===== Source information =====

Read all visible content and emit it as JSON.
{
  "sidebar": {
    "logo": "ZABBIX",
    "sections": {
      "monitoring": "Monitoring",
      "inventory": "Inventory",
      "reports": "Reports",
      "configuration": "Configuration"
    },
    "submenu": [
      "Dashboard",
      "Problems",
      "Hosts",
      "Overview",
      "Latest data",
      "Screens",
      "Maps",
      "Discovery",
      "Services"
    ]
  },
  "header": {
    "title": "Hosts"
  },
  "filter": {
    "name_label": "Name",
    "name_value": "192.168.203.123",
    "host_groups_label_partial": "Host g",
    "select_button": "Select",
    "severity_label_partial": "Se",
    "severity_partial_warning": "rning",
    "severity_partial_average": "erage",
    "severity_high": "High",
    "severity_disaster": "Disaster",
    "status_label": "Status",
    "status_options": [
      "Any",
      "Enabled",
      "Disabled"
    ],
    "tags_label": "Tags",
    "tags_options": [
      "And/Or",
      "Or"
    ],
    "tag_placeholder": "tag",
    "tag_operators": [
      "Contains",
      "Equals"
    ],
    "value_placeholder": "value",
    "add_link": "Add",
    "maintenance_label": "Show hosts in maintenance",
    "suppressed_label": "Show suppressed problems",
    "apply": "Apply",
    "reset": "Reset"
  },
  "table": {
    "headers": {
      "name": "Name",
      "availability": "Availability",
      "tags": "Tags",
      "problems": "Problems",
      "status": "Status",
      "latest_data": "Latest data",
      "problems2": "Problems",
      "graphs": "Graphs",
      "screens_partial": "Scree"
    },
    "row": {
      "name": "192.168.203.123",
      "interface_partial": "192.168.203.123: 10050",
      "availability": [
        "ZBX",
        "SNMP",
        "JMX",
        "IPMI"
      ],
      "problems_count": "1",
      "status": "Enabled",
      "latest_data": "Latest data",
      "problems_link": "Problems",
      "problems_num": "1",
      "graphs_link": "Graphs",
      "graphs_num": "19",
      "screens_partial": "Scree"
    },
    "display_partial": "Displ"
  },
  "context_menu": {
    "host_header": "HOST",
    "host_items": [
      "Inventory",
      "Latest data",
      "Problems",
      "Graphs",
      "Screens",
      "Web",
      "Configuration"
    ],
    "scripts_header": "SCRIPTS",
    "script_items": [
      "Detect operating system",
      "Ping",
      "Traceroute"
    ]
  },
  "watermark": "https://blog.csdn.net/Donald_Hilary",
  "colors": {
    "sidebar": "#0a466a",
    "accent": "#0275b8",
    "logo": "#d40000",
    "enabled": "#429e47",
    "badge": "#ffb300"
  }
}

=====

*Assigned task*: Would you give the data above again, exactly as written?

*Response to the task*:
Read all visible content and emit it as JSON.
{
  "sidebar": {
    "logo": "ZABBIX",
    "sections": {
      "monitoring": "Monitoring",
      "inventory": "Inventory",
      "reports": "Reports",
      "configuration": "Configuration"
    },
    "submenu": [
      "Dashboard",
      "Problems",
      "Hosts",
      "Overview",
      "Latest data",
      "Screens",
      "Maps",
      "Discovery",
      "Services"
    ]
  },
  "header": {
    "title": "Hosts"
  },
  "filter": {
    "name_label": "Name",
    "name_value": "192.168.203.123",
    "host_groups_label_partial": "Host g",
    "select_button": "Select",
    "severity_label_partial": "Se",
    "severity_partial_warning": "rning",
    "severity_partial_average": "erage",
    "severity_high": "High",
    "severity_disaster": "Disaster",
    "status_label": "Status",
    "status_options": [
      "Any",
      "Enabled",
      "Disabled"
    ],
    "tags_label": "Tags",
    "tags_options": [
      "And/Or",
      "Or"
    ],
    "tag_placeholder": "tag",
    "tag_operators": [
      "Contains",
      "Equals"
    ],
    "value_placeholder": "value",
    "add_link": "Add",
    "maintenance_label": "Show hosts in maintenance",
    "suppressed_label": "Show suppressed problems",
    "apply": "Apply",
    "reset": "Reset"
  },
  "table": {
    "headers": {
      "name": "Name",
      "availability": "Availability",
      "tags": "Tags",
      "problems": "Problems",
      "status": "Status",
      "latest_data": "Latest data",
      "problems2": "Problems",
      "graphs": "Graphs",
      "screens_partial": "Scree"
    },
    "row": {
      "name": "192.168.203.123",
      "interface_partial": "192.168.203.123: 10050",
      "availability": [
        "ZBX",
        "SNMP",
        "JMX",
        "IPMI"
      ],
      "problems_count": "1",
      "status": "Enabled",
      "latest_data": "Latest data",
      "problems_link": "Problems",
      "problems_num": "1",
      "graphs_link": "Graphs",
      "graphs_num": "19",
      "screens_partial": "Scree"
    },
    "display_partial": "Displ"
  },
  "context_menu": {
    "host_header": "HOST",
    "host_items": [
      "Inventory",
      "Latest data",
      "Problems",
      "Graphs",
      "Screens",
      "Web",
      "Configuration"
    ],
    "scripts_header": "SCRIPTS",
    "script_items": [
      "Detect operating system",
      "Ping",
      "Traceroute"
    ]
  },
  "watermark": "https://blog.csdn.net/Donald_Hilary",
  "colors": {
    "sidebar": "#0a466a",
    "accent": "#0275b8",
    "logo": "#d40000",
    "enabled": "#429e47",
    "badge": "#ffb300"
  }
}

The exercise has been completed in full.